- What happens if Electoral College tie?
- How is the electoral college selected?
- What is a faithless elector What is the potential problem with this type of elector?
- What year was the tie in the Electoral College?
- Why was the Electoral College created quizlet?
- What are 3 major flaws in the electoral college?
- Why does the popular vote not matter?
- How many electors does each state have how does that help the small states?
- Why did the Founders create the Electoral College?
- What is electoral college quizlet?
- Is the Electoral College in the original Constitution?
- How many electors does each state have in the Electoral College?
- Is California a winner take all state?
- What does the popular vote mean?
- What type of democracy is the Electoral College?
- What is the largest electoral college win?
- Has there ever been an Electoral College tie?
- How does the popular vote affect the electoral college?
What happens if Electoral College tie?
Pursuant to the 12th Amendment, the House of Representatives is required to go into session immediately after the counting of the electoral votes to vote for president if no candidate for the office receives a majority of the electoral votes.
Each state delegation votes en bloc, with each state having a single vote..
How is the electoral college selected?
Instead, the election of the president of the United States is a two-step process.
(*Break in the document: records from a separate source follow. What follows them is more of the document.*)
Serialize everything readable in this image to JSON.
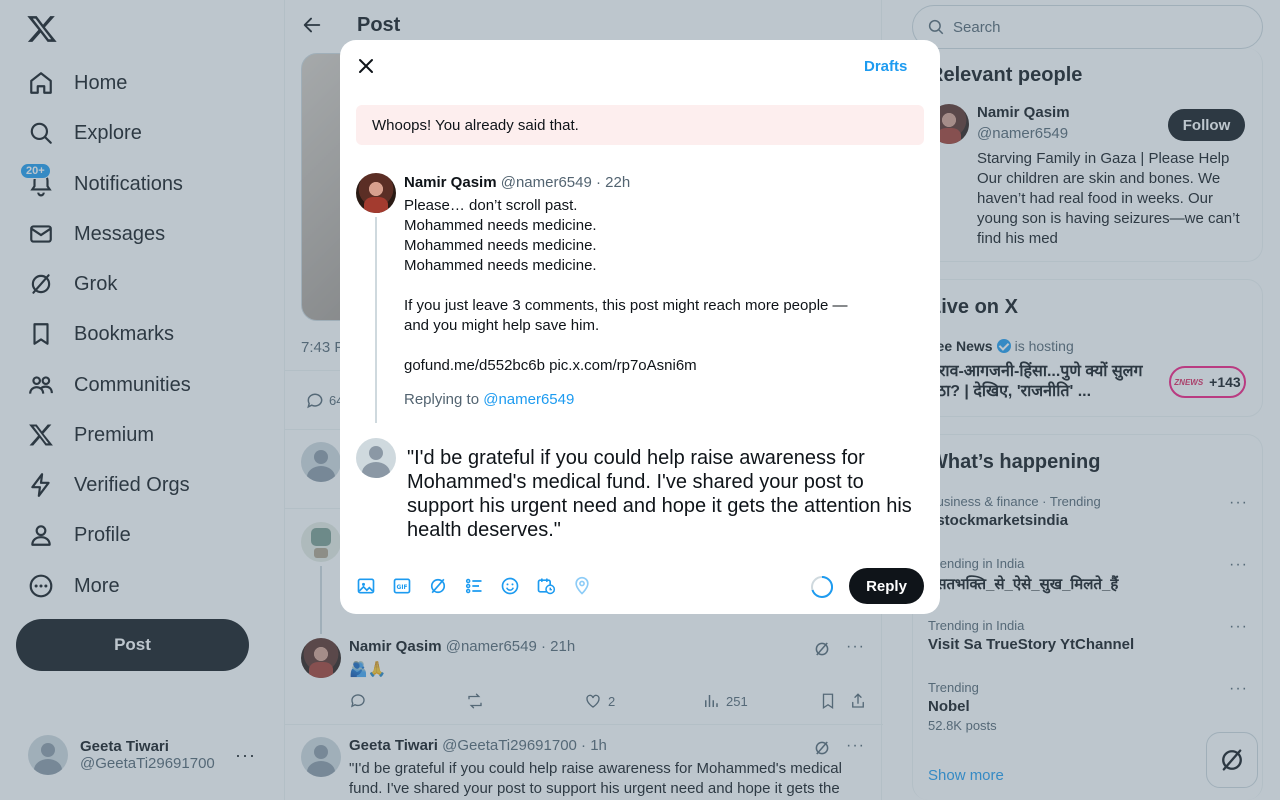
{
  "nav": {
    "items": [
      {
        "label": "Home"
      },
      {
        "label": "Explore"
      },
      {
        "label": "Notifications",
        "badge": "20+"
      },
      {
        "label": "Messages"
      },
      {
        "label": "Grok"
      },
      {
        "label": "Bookmarks"
      },
      {
        "label": "Communities"
      },
      {
        "label": "Premium"
      },
      {
        "label": "Verified Orgs"
      },
      {
        "label": "Profile"
      },
      {
        "label": "More"
      }
    ],
    "post_button": "Post"
  },
  "account": {
    "name": "Geeta Tiwari",
    "handle": "@GeetaTi29691700",
    "more": "···"
  },
  "center": {
    "title": "Post",
    "post_time": "7:43 P",
    "reply_count": "64",
    "thread_reply": {
      "name": "Namir Qasim",
      "meta": "@namer6549 · 21h",
      "body": "🫂🙏",
      "likes": "2",
      "views": "251"
    },
    "own_reply": {
      "name": "Geeta Tiwari",
      "meta": "@GeetaTi29691700 · 1h",
      "body": "\"I'd be grateful if you could help raise awareness for Mohammed's medical fund. I've shared your post to support his urgent need and hope it gets the"
    }
  },
  "right": {
    "search_placeholder": "Search",
    "relevant": {
      "heading": "Relevant people",
      "name": "Namir Qasim",
      "handle": "@namer6549",
      "follow": "Follow",
      "bio": "Starving Family in Gaza | Please Help Our children are skin and bones. We haven’t had real food in weeks. Our young son is having seizures—we can’t find his med"
    },
    "live": {
      "heading": "Live on X",
      "host": "Zee News",
      "hosting": "is hosting",
      "title": "शराव-आगजनी-हिंसा...पुणे क्यों सुलग उठा? | देखिए, 'राजनीति' ...",
      "pill_logo": "ZNEWS",
      "pill_count": "+143"
    },
    "happening": {
      "heading": "What’s happening",
      "trends": [
        {
          "context": "Business & finance · Trending",
          "title": "#stockmarketsindia",
          "posts": ""
        },
        {
          "context": "Trending in India",
          "title": "#सतभक्ति_से_ऐसे_सुख_मिलते_हैं",
          "posts": ""
        },
        {
          "context": "Trending in India",
          "title": "Visit Sa TrueStory YtChannel",
          "posts": ""
        },
        {
          "context": "Trending",
          "title": "Nobel",
          "posts": "52.8K posts"
        }
      ],
      "show_more": "Show more"
    }
  },
  "modal": {
    "drafts": "Drafts",
    "error": "Whoops! You already said that.",
    "original": {
      "name": "Namir Qasim",
      "meta": "@namer6549 · 22h",
      "lines": [
        "Please… don’t scroll past.",
        "Mohammed needs medicine.",
        "Mohammed needs medicine.",
        "Mohammed needs medicine.",
        "",
        "If you just leave 3 comments, this post might reach more people — and you might help save him.",
        "",
        "gofund.me/d552bc6b pic.x.com/rp7oAsni6m"
      ],
      "replying_prefix": "Replying to",
      "replying_handle": "@namer6549"
    },
    "reply_text": "\"I'd be grateful if you could help raise awareness for Mohammed's medical fund. I've shared your post to support his urgent need and hope it gets the attention his health deserves.\"",
    "reply_button": "Reply",
    "colors": {
      "accent": "#1d9bf0",
      "error_bg": "#fdeeee",
      "button": "#0f1419",
      "live": "#f91880"
    }
  }
}
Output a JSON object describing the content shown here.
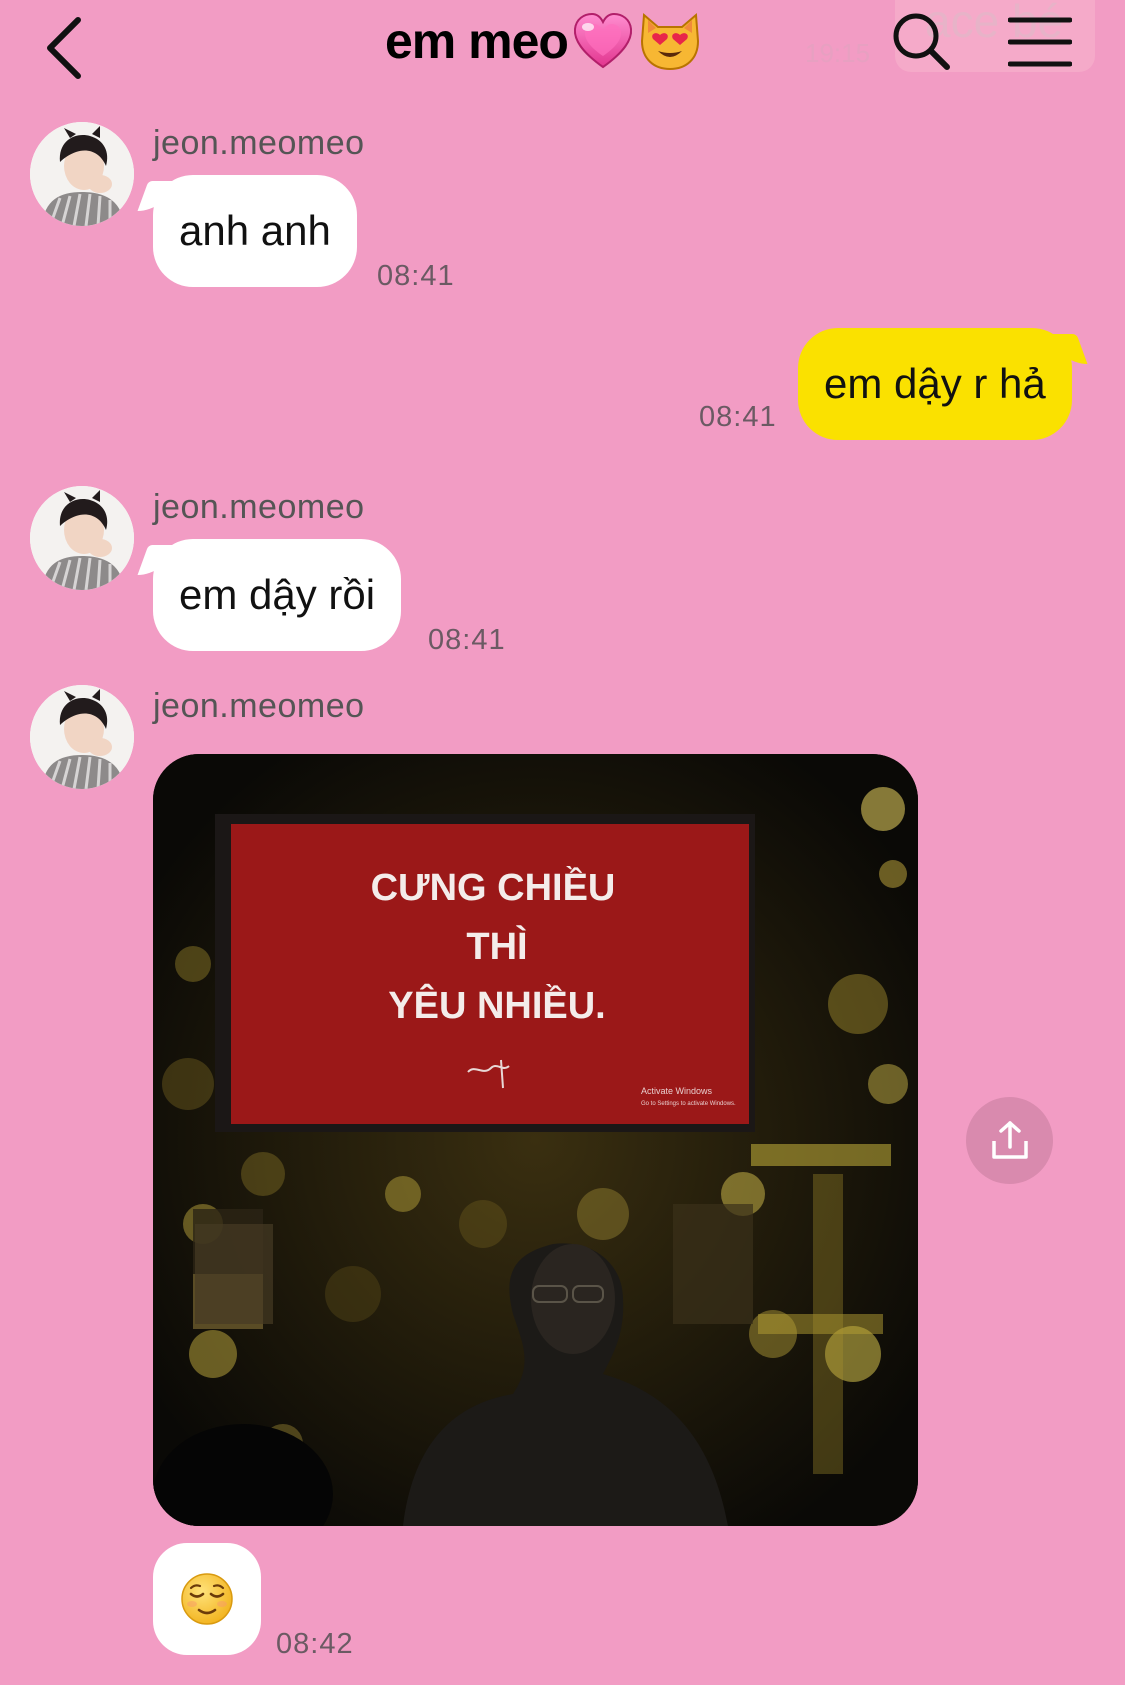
{
  "header": {
    "title": "em meo",
    "title_emojis": [
      "heart-icon",
      "heart-eyes-cat-icon"
    ],
    "ghost_time": "19:15",
    "ghost_text": "ace bé"
  },
  "messages": [
    {
      "sender": "jeon.meomeo",
      "text": "anh anh",
      "time": "08:41",
      "mine": false
    },
    {
      "text": "em dậy r hả",
      "time": "08:41",
      "mine": true
    },
    {
      "sender": "jeon.meomeo",
      "text": "em dậy rồi",
      "time": "08:41",
      "mine": false
    },
    {
      "sender": "jeon.meomeo",
      "type": "photo",
      "photo": {
        "sign_lines": [
          "CƯNG CHIỀU",
          "THÌ",
          "YÊU NHIỀU."
        ],
        "watermark_title": "Activate Windows",
        "watermark_sub": "Go to Settings to activate Windows."
      },
      "sticker": "relieved-face-icon",
      "time": "08:42"
    }
  ],
  "colors": {
    "background": "#f29cc4",
    "my_bubble": "#fae100",
    "their_bubble": "#ffffff",
    "share_button": "#d98aae",
    "sign_red": "#8e1414"
  }
}
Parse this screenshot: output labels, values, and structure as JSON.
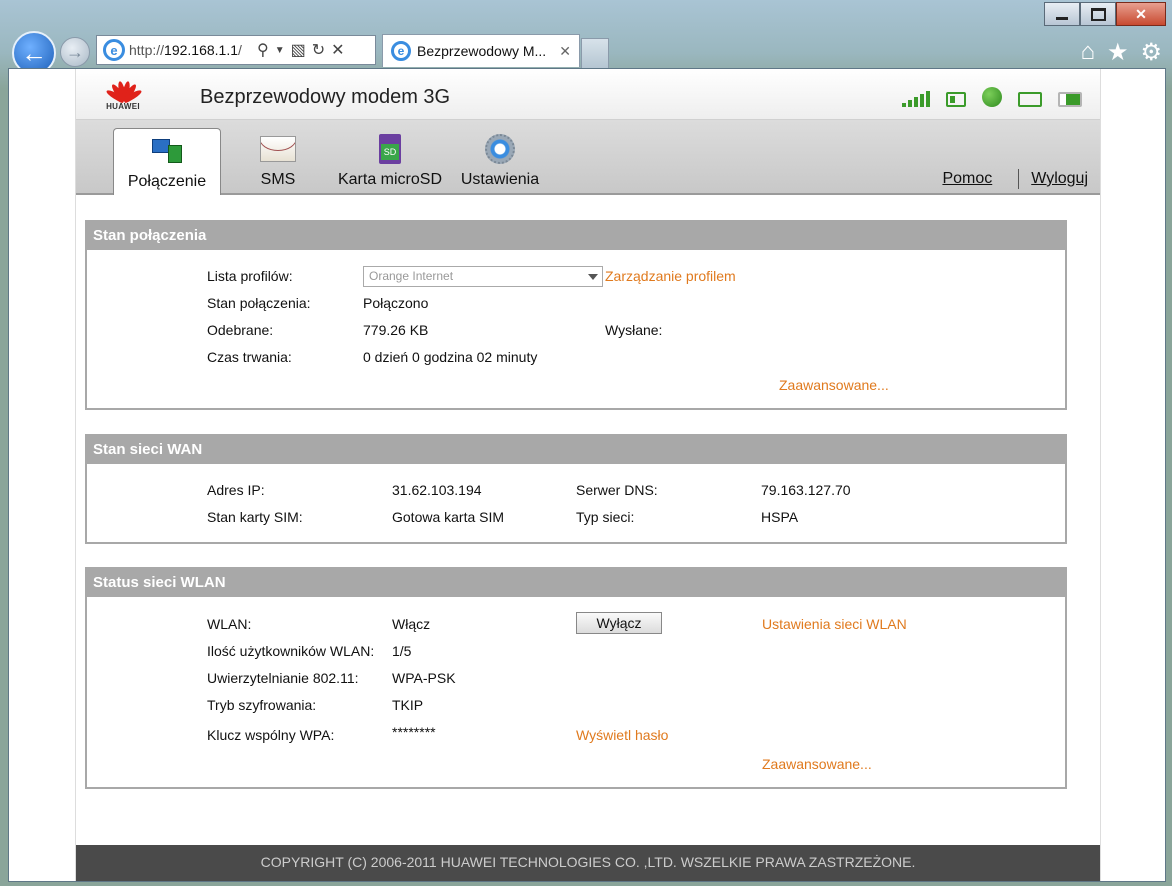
{
  "browser": {
    "url": "http://192.168.1.1/",
    "url_host": "192.168.1.1",
    "tab_title": "Bezprzewodowy M...",
    "tab_close": "✕"
  },
  "header": {
    "brand": "HUAWEI",
    "title": "Bezprzewodowy modem 3G"
  },
  "nav": {
    "tabs": [
      {
        "label": "Połączenie",
        "icon": "connection-icon",
        "active": true
      },
      {
        "label": "SMS",
        "icon": "envelope-icon"
      },
      {
        "label": "Karta microSD",
        "icon": "sd-card-icon"
      },
      {
        "label": "Ustawienia",
        "icon": "gear-icon"
      }
    ],
    "help": "Pomoc",
    "logout": "Wyloguj"
  },
  "connection": {
    "title": "Stan połączenia",
    "profile_label": "Lista profilów:",
    "profile_value": "Orange Internet",
    "profile_manage": "Zarządzanie profilem",
    "state_label": "Stan połączenia:",
    "state_value": "Połączono",
    "received_label": "Odebrane:",
    "received_value": "779.26 KB",
    "sent_label": "Wysłane:",
    "duration_label": "Czas trwania:",
    "duration_value": "0 dzień 0 godzina 02 minuty",
    "advanced": "Zaawansowane..."
  },
  "wan": {
    "title": "Stan sieci WAN",
    "ip_label": "Adres IP:",
    "ip_value": "31.62.103.194",
    "dns_label": "Serwer DNS:",
    "dns_value": "79.163.127.70",
    "sim_label": "Stan karty SIM:",
    "sim_value": "Gotowa karta SIM",
    "net_label": "Typ sieci:",
    "net_value": "HSPA"
  },
  "wlan": {
    "title": "Status sieci WLAN",
    "wlan_label": "WLAN:",
    "wlan_value": "Włącz",
    "toggle_button": "Wyłącz",
    "settings_link": "Ustawienia sieci WLAN",
    "users_label": "Ilość użytkowników WLAN:",
    "users_value": "1/5",
    "auth_label": "Uwierzytelnianie 802.11:",
    "auth_value": "WPA-PSK",
    "enc_label": "Tryb szyfrowania:",
    "enc_value": "TKIP",
    "key_label": "Klucz wspólny WPA:",
    "key_value": "********",
    "show_password": "Wyświetl hasło",
    "advanced": "Zaawansowane..."
  },
  "footer": {
    "copyright": "COPYRIGHT (C) 2006-2011 HUAWEI TECHNOLOGIES CO. ,LTD. WSZELKIE PRAWA ZASTRZEŻONE."
  },
  "colors": {
    "accent_orange": "#e07a1e",
    "status_green": "#3b9b2a",
    "panel_header_gray": "#a8a8a8",
    "footer_dark": "#4a4a4a"
  }
}
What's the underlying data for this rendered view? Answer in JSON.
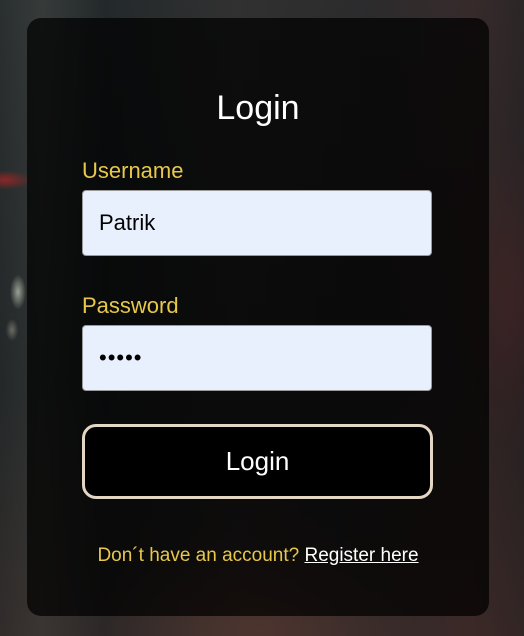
{
  "login_card": {
    "title": "Login",
    "username": {
      "label": "Username",
      "value": "Patrik"
    },
    "password": {
      "label": "Password",
      "value": "•••••"
    },
    "submit_label": "Login",
    "footer": {
      "prompt": "Don´t have an account?",
      "register_link": "Register here"
    }
  },
  "colors": {
    "label_accent": "#e7c84a",
    "input_background": "#e8f0fe",
    "button_border": "#e3d6c4"
  }
}
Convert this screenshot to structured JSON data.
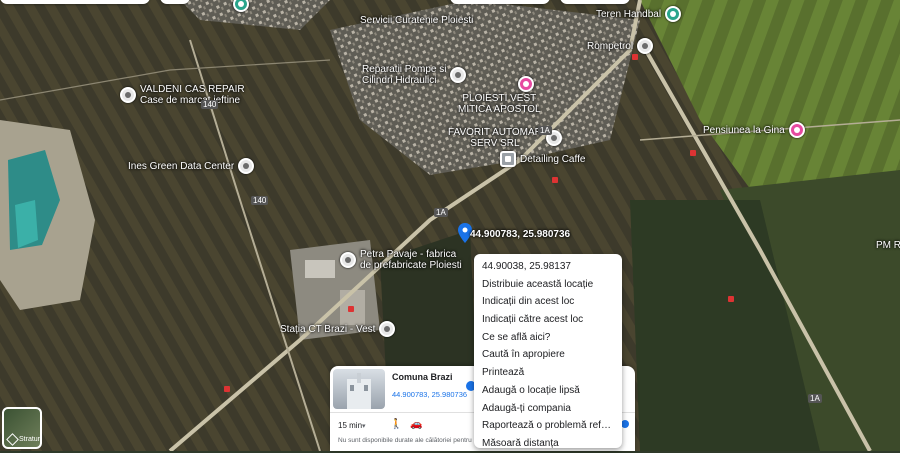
{
  "map": {
    "pois": [
      {
        "id": "servicii",
        "label": "Servicii Curatenie Ploiesti",
        "style": "gray"
      },
      {
        "id": "teren",
        "label": "Teren Handbal",
        "style": "teal"
      },
      {
        "id": "rompetrol",
        "label": "Rompetrol",
        "style": "gray"
      },
      {
        "id": "valdeni",
        "line1": "VALDENI CAS REPAIR",
        "line2": "Case de marcat ieftine",
        "style": "gray"
      },
      {
        "id": "reparatii",
        "line1": "Reparatii Pompe si",
        "line2": "Cilindri Hidraulici",
        "style": "gray"
      },
      {
        "id": "ploiesti-vest",
        "line1": "PLOIESTI VEST",
        "line2": "MITICA APOSTOL",
        "style": "pink"
      },
      {
        "id": "favorit",
        "line1": "FAVORIT AUTOMAR",
        "line2": "SERV SRL",
        "style": "gray"
      },
      {
        "id": "detailing",
        "label": "Detailing Caffe",
        "style": "gray2"
      },
      {
        "id": "pensiunea",
        "label": "Pensiunea la Gina",
        "style": "pink"
      },
      {
        "id": "ines",
        "label": "Ines Green Data Center",
        "style": "gray"
      },
      {
        "id": "petra",
        "line1": "Petra Pavaje - fabrica",
        "line2": "de prefabricate Ploiesti",
        "style": "gray"
      },
      {
        "id": "statia",
        "label": "Stația CT Brazi - Vest",
        "style": "gray"
      },
      {
        "id": "pm",
        "label": "PM Ra",
        "style": "none"
      }
    ],
    "road_badges": [
      "140",
      "140",
      "1A",
      "1A",
      "1A",
      "1A",
      "1A",
      "1A",
      "1A",
      "1A",
      "1A"
    ],
    "dropped_pin_label": "44.900783, 25.980736",
    "layers_label": "Straturi"
  },
  "context_menu": {
    "items": [
      "44.90038, 25.98137",
      "Distribuie această locație",
      "Indicații din acest loc",
      "Indicații către acest loc",
      "Ce se află aici?",
      "Caută în apropiere",
      "Printează",
      "Adaugă o locație lipsă",
      "Adaugă-ți compania",
      "Raportează o problemă referito...",
      "Măsoară distanța"
    ]
  },
  "place_card": {
    "title": "Comuna Brazi",
    "coords": "44.900783, 25.980736",
    "duration": "15 min",
    "note": "Nu sunt disponibile durate ale călătoriei pentru"
  },
  "colors": {
    "accent": "#1a73e8",
    "poi_pink": "#e64aa0",
    "poi_teal": "#2aa58c"
  }
}
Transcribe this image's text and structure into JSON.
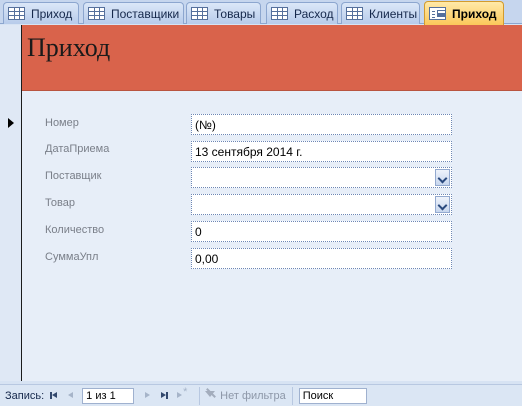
{
  "tabs": [
    {
      "label": "Приход",
      "icon": "table-icon",
      "active": false
    },
    {
      "label": "Поставщики",
      "icon": "table-icon",
      "active": false
    },
    {
      "label": "Товары",
      "icon": "table-icon",
      "active": false
    },
    {
      "label": "Расход",
      "icon": "table-icon",
      "active": false
    },
    {
      "label": "Клиенты",
      "icon": "table-icon",
      "active": false
    },
    {
      "label": "Приход",
      "icon": "form-icon",
      "active": true
    }
  ],
  "form": {
    "title": "Приход",
    "header_color": "#d9634b",
    "fields": [
      {
        "label": "Номер",
        "value": "(№)",
        "type": "text"
      },
      {
        "label": "ДатаПриема",
        "value": "13 сентября 2014 г.",
        "type": "text"
      },
      {
        "label": "Поставщик",
        "value": "",
        "type": "combo"
      },
      {
        "label": "Товар",
        "value": "",
        "type": "combo"
      },
      {
        "label": "Количество",
        "value": "0",
        "type": "text"
      },
      {
        "label": "СуммаУпл",
        "value": "0,00",
        "type": "text"
      }
    ]
  },
  "navbar": {
    "record_label": "Запись:",
    "record_position": "1 из 1",
    "filter_label": "Нет фильтра",
    "search_value": "Поиск"
  }
}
First, voters cast ballots on Election Day in each state. In nearly every state, the candidate who gets the most votes wins the “electoral votes” for that state, and gets that number of voters (or “electors”) in the “Electoral College.”
What is a faithless elector What is the potential problem with this type of elector?
Thus, a faithless elector runs the risk of party censure and political retaliation from their party, as well as potential legal penalties in some states. Candidates for elector are nominated by state political parties in the months prior to Election Day.
What year was the tie in the Electoral College?
On February 17, 1801, the House of Representatives, breaking a tie in the Electoral College, elected Thomas Jefferson president of the United States.
Why was the Electoral College created quizlet?
Why was the electoral college created? Concerned with giving too much power to the lower class. Small states worried that larger states would have more power in determining the presidency. … Each state selects electors equal to the number of reps in the congress.
What are 3 major flaws in the electoral college?
Three criticisms of the College are made: It is “undemocratic;” It permits the election of a candidate who does not win the most votes; and. Its winner-takes-all approach cancels the votes of the losing candidates in each state.
Why does the popular vote not matter?
Polling Place: the location in which you cast your vote. to cast their vote for president. But the tally of those votes—the popular vote—does not determine the winner. Instead, presidential elections use the Electoral College.
How many electors does each state have how does that help the small states?
The total number of electors is 538. Each state is assigned a number of electors equal to its two Senate seats plus the number of seats in the House of Representatives. Per the 23rd Amendment, the District of Columbia is allotted three electoral votes.
Why did the Founders create the Electoral College?
Hamilton explained that the election was to take place among all the states, so no corruption in any state could taint “the great body of the people” in their selection. The choice was to be made by a majority of the Electoral College, as majority rule is critical to the principles of republican government.
What is electoral college quizlet?
electoral college. A group selected by the states to elect the president and the vice-president, in which each state’s number of electors is equal to the number of its senators and representatives in Congress.
Is the Electoral College in the original Constitution?
The Twelfth Amendment (Amendment XII) to the United States Constitution provides the procedure for electing the president and vice president. It replaced the procedure provided in Article II, Section 1, Clause 3, by which the Electoral College originally functioned.
How many electors does each state have in the Electoral College?
Each state has as many “electors” in the Electoral College as it has Representatives and Senators in the United States Congress, and the District of Columbia has three electors.
Is California a winner take all state?
Currently, as in most states, California’s votes in the electoral college are distributed in a winner-take-all manner; whichever presidential candidate wins the state’s popular vote wins all 55 of the state’s electoral votes.
What does the popular vote mean?
Popular vote, in an indirect election, is the total number of votes received in the first-phase election, as opposed to the votes cast by those elected to take part in the final election.
What type of democracy is the Electoral College?
The United States Electoral College is an example of a system in which an executive president is indirectly elected, with electors representing the 50 states and the federal district.
What is the largest electoral college win?
By winning 523 electoral votes, Roosevelt received 98.49% of the electoral vote total, which remains the highest percentage of the electoral vote won by any candidate since 1820.
Has there ever been an Electoral College tie?
The original system for electing presidents provided that the candidate receiving a majority of Electoral College votes would become president, while the runner-up would become vice president. The 1800 election resulted in a tie between Thomas Jefferson and Aaron Burr.
How does the popular vote affect the electoral college?
When citizens cast their ballots for president in the popular vote, they elect a slate of electors. Electors then cast the votes that decide who becomes president of the United States. Usually, electoral votes align with the popular vote in an election.